by Keith Whelpley Ventanas del Valle Volume 1, Number 1 2000
Pat and Mario Bellestri have always sought an alternative.In fact, when they met in the early 1980s, she was the general manager of a natural foods co-op and he was a food buyer for a natural food warehouse in Tucson.They married in 1983.And true to form, when it came to their home, they sought an alternative to traditional frame and lumber construction.Though Mario had always worked with home remodeling, it wasn’t until they attended a seminar on rammed earth construction that they found what they were looking for.Now their 14 sided, rammed earth home appears like a sculpture pressed against the blue sky of Soledad Canyon in east Las Cruces.
Building homes for others wasn’t in the Bellestris’ life plans until their house went up and brought out interested buyers.Soledad Canyon Earth Builders was born.For the past 15 years the two have built more than 30 custom rammed earth homes throughout the Las Cruces area.Mario takes pride in knowing that all but a few of the homes are occupied by their original owner.But that may be more the function of the Bellestris’ attention to detail and creating a long-standing relationship with clients.
“Our whole thing has been custom design,”Mario says.”Taking a customer from design to finish.”The process includes a nine page questionnaire that helps in coming up with the perfect design for the customer.By the time the home is finished, they not only have their home but also a lot of information on rammed earth homes.
“I think the thing that surprises most people is just how “free form” it can be.You can do any form with it,” Mario says.
Because of that, often times a Bellestri home looks as much like a piece of artwork as it does a house.One side of the home may have a curved wall, while another sports a squared-off finish.The profile is multi-tiered to allow for varying ceiling heights.Inside the homes are characteristically Southwestern, with large wooden vigas, posts and corbels.Details include indirect lighting, nichos and bancos.
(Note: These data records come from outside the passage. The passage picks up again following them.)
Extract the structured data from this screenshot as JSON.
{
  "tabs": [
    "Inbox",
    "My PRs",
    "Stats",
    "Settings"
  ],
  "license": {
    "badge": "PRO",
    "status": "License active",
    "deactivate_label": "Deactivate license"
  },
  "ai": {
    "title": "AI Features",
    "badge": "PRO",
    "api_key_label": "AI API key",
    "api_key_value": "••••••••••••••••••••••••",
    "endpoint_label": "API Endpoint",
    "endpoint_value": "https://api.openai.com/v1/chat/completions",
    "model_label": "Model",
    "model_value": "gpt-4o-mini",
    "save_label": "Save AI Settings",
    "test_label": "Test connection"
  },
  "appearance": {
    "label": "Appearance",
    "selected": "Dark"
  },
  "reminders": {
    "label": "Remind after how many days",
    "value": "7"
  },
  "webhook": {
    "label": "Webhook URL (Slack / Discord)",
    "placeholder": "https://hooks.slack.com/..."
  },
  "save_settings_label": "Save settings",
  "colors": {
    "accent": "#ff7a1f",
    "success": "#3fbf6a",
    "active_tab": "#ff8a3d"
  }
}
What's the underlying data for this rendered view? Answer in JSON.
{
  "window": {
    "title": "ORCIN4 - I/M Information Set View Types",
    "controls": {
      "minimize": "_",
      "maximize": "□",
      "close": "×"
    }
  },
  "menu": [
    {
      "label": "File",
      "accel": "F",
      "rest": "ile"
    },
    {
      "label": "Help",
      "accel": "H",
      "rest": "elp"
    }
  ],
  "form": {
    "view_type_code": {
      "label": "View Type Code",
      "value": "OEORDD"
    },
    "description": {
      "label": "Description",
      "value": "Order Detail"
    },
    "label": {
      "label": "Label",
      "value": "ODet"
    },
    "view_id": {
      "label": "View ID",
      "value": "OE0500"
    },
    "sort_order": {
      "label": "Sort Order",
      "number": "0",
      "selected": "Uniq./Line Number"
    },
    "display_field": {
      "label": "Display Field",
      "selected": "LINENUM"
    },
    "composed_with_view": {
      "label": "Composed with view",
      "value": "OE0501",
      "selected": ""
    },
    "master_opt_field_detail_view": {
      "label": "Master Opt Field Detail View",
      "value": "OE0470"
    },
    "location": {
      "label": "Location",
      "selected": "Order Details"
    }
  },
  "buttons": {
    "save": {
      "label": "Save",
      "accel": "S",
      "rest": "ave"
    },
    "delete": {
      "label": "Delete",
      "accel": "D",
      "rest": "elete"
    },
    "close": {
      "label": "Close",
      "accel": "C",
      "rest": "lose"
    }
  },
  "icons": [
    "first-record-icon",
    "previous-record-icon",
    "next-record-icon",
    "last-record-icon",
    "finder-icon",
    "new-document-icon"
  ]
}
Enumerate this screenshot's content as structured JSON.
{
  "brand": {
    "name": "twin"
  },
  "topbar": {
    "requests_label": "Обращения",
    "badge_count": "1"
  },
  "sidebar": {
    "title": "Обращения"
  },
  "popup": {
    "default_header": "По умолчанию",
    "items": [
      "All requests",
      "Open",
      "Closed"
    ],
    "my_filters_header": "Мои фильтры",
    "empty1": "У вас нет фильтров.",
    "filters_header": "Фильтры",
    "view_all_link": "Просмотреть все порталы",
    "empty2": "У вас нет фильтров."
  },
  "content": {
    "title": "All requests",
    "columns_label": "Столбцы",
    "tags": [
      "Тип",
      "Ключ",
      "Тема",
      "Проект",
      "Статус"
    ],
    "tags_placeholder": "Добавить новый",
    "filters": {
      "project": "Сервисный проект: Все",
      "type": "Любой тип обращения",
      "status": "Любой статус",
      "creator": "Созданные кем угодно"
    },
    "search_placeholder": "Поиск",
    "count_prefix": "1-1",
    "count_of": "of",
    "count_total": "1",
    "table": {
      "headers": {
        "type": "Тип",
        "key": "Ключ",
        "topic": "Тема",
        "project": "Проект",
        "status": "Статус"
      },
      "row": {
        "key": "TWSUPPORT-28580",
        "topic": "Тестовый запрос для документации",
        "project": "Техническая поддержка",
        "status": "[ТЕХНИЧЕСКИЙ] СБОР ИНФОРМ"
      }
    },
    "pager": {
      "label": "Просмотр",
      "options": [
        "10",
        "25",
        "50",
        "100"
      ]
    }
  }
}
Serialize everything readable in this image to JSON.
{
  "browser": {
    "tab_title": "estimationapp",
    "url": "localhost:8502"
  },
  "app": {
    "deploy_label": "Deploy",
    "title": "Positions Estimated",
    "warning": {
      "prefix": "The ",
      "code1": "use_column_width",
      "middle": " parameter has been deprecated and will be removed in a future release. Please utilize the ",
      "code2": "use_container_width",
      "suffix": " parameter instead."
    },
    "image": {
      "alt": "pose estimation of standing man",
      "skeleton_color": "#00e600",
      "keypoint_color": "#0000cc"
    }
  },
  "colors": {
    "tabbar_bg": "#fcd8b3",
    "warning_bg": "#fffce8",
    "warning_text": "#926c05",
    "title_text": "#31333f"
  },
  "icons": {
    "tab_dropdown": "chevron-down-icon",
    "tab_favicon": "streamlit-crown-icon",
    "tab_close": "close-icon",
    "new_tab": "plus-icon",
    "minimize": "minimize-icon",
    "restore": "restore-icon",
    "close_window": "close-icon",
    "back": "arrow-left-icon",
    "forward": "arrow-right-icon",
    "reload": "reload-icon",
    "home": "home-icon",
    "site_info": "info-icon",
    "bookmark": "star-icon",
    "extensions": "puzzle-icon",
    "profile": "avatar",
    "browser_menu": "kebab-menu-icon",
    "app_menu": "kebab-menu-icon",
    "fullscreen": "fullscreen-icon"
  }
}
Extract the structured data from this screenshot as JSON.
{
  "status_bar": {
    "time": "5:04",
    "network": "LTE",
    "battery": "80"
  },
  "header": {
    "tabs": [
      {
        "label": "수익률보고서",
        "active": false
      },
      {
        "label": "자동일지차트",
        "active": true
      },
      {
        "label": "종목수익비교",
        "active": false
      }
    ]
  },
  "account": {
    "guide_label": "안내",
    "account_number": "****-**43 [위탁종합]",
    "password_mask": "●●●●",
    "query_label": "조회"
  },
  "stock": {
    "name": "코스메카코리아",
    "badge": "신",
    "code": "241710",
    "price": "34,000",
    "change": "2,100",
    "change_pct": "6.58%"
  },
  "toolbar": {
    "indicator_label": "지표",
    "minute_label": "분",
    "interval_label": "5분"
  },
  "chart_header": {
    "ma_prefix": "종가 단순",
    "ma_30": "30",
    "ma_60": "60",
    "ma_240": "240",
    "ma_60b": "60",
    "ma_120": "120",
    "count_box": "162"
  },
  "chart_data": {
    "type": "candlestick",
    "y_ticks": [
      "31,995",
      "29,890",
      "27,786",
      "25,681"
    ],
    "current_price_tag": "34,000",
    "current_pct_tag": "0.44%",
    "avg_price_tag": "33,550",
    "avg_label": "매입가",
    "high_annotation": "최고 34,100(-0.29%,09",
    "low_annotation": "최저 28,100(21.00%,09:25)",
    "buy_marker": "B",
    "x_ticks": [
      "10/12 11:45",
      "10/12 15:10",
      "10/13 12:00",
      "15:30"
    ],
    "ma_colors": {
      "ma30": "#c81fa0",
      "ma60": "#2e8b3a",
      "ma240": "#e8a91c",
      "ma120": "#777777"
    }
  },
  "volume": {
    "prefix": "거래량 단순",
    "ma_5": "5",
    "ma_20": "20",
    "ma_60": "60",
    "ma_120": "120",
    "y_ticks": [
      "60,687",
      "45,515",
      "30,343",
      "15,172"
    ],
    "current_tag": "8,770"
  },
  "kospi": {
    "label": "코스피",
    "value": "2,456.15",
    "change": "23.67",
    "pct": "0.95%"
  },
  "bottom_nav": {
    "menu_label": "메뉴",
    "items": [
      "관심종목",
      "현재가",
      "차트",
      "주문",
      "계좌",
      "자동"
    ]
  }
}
Construction of the homes involves using plywood forms which are hollow in the center.Workers dump earth and 5-6% cement mixture into the center of the form up to the designated level.Using a pneumatic tamper, the earth mixture is compacted and the next layer is started.The forms are removed within a day of compaction.Because of the flexibility of the forms, walls can have rounded or square corners.
While Mario oversees the five man construction crew, Pat is busy making sure all interior details are taken care of.Although many people build rammed earth homes for energy efficiency, they often overlook the importance of appropriate windows.The wrong window coverings can cause a house to lose a lot of energy, Pat says.
Advising clients about window coverings in earthen homes led to Desert Shades, Pat’s companion business which specializes in custom window coverings designed for energy efficiency.But it likely wasn’t energy efficiency that led to the development of the centuries old building process of rammed earth construction.
More than two hundred years before Christ, people developed a different way of building structures.It would eliminate the need for large mud pits for making blocks, and for mud blocks themselves.Perhaps most importantly, it would eliminate the need for dry seasons, during which to cure the blocks.
Instead, builders would simply tamp or pound mud or adobe into forms they desired and the earth would cure, for instance, while in the walls.
The Romans used this method as well.Perhaps they saw the need to construct buildings quickly as their empire spread across Europe.The French Celts used it and evidence shows most every European culture has used rammed earth construction at some point in the past.
German immigrants helped establish rammed earth buildings in the American colonies in the late 1700’s along the eastern seaboard.The French and English introduced it in the South.Thomas Jefferson, who built his home, Monticello, with rammed earth, was a staunch proponent of the technique and talked it up whenever given an opportunity.
Though obscure during some points in US history, rammed earth has been with us all along.At one time the United States government even considered rammed earth housing for rural use and built model homes in Mt. Olivet, Alabama.Although it has remained at the edge of mainstream building, the technique has taken on a level of credibility with the increased interest in conserving natural resources.
The cost of building a rammed earth home is comparable to building a custom frame home, Mario points out, but the advantages include its awesome energy efficiency.
Another advantage to rammed earth is the capability for thicker walls and traditional rounded edges.Also, because rammed earth can have a pleasing earthen look, owners may choose not to cover certain walls with stucco, leaving an exposed rammed earth wall.
Today, Mario and Pat have their offices at 949 S. Melendres Street.While she works on the details for each home, Mario is busy managing his crew.In his office he talks about different alternatives.He seems to take pride in looking at all options for a project, including using rammed earth for only exterior walls.He brings up a home he currently is working on that will have rammed earth, wood framing and cement wall systems.
It’s clear that the Bellestris remain true to concepts associated with the industry that brought them together — natural products.
They have successfully carried over the sustainable economics into their building in the form of relationships with their customers, many of whom remain their friends.
“There are some builders who won’t even listen to their clients.But you have to listen and know what they want.”